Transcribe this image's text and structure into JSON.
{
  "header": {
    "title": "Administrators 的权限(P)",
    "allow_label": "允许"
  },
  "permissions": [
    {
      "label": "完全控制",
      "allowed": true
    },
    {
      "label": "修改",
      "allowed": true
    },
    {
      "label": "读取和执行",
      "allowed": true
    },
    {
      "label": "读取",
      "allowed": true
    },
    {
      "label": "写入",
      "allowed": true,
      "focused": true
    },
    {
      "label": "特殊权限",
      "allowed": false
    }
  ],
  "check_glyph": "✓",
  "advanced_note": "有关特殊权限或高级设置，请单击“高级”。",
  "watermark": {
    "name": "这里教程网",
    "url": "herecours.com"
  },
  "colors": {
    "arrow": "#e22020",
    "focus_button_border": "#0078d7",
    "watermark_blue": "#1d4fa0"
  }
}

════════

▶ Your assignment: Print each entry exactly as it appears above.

▶ Solution to this problem:
Transcribe this image's text and structure into JSON.
{
  "header": {
    "title": "Administrators 的权限(P)",
    "allow_label": "允许"
  },
  "permissions": [
    {
      "label": "完全控制",
      "allowed": true
    },
    {
      "label": "修改",
      "allowed": true
    },
    {
      "label": "读取和执行",
      "allowed": true
    },
    {
      "label": "读取",
      "allowed": true
    },
    {
      "label": "写入",
      "allowed": true,
      "focused": true
    },
    {
      "label": "特殊权限",
      "allowed": false
    }
  ],
  "check_glyph": "✓",
  "advanced_note": "有关特殊权限或高级设置，请单击“高级”。",
  "watermark": {
    "name": "这里教程网",
    "url": "herecours.com"
  },
  "colors": {
    "arrow": "#e22020",
    "focus_button_border": "#0078d7",
    "watermark_blue": "#1d4fa0"
  }
}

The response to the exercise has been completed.